Truth is a relative term. When it comes to children, there’s my truth, your truth, and then there’s “age appropriate information.” Children don’t have the emotional road time to understand the complexity of adult relationships or adult decision-making. Asking children to ferret through our adult experience, to try and understand the facts or my truth, is asking them to gulp an ocean wave. There’s no way to grasp understanding or an honest balanced view without choking.
When we openly criticize or blame a parent for the changes in the family, children are left to figure out how to love both parents in the face of conflicting information: “I love you, but my mom/dad says you’re a bad person.”
Someone must be wrong. And, kids are left to figure things out on their own — often alone. While parents continue to battle, comment, yell, and accuse. Small issues become monumental; little infractions become federal cases. Grains of truth about some aspect of one parent become a mountain of evidence of their failure/inadequacy/or deceitfulness – children are left in a landslide of emotion and negativity volleyed back and forth between parents that they have no way to sort through and make sense of.
Parents get lost in escalating adult conflict. Kids suffer.
Remember that children have growing and developing hearts that include a special place for each of their parents. Parents aren’t perfect, but they’re important. For your children’s sake, remember that they love that person you’re upset with, talking about, wanting to hurt … because you’re hurting. Protect their hearts and provide them with guidance they can use to grow strong with:

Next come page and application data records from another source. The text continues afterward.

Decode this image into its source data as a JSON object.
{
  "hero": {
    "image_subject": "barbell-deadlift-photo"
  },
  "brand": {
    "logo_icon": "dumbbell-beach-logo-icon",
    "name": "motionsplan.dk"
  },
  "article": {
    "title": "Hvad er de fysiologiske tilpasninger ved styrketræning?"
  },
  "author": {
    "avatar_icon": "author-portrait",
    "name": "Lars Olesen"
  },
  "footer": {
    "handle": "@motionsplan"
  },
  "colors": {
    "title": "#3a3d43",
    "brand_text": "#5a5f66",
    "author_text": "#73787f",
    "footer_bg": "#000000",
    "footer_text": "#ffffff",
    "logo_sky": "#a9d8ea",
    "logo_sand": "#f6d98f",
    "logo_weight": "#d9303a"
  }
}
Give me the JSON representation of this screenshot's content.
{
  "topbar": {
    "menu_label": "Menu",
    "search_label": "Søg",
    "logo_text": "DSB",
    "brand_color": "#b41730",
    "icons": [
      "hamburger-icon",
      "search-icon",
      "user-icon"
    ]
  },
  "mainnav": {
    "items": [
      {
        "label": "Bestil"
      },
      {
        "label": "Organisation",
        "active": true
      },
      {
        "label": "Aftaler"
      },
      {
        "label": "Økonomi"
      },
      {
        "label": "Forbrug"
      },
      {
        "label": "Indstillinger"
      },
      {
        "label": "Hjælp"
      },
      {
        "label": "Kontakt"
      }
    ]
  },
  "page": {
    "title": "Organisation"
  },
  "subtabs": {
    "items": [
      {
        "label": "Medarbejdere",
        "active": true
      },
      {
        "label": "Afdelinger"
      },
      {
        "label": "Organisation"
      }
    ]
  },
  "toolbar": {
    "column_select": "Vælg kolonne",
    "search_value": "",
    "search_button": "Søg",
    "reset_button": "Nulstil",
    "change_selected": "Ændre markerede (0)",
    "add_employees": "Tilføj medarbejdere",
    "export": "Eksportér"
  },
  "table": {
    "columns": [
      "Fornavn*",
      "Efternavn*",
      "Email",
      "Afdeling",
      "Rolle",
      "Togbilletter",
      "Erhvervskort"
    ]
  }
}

“Your mom and I/your dad and I did the best we could, but we couldn’t figure out how to love each other like a husband and wife needs to love each other to stay married; that’s why we’re getting a divorce.”
That’s all kids need to know for now. They have lots of years in front of them to learn about love, relationship, family, and adult experiences. For now, protect their growing hearts.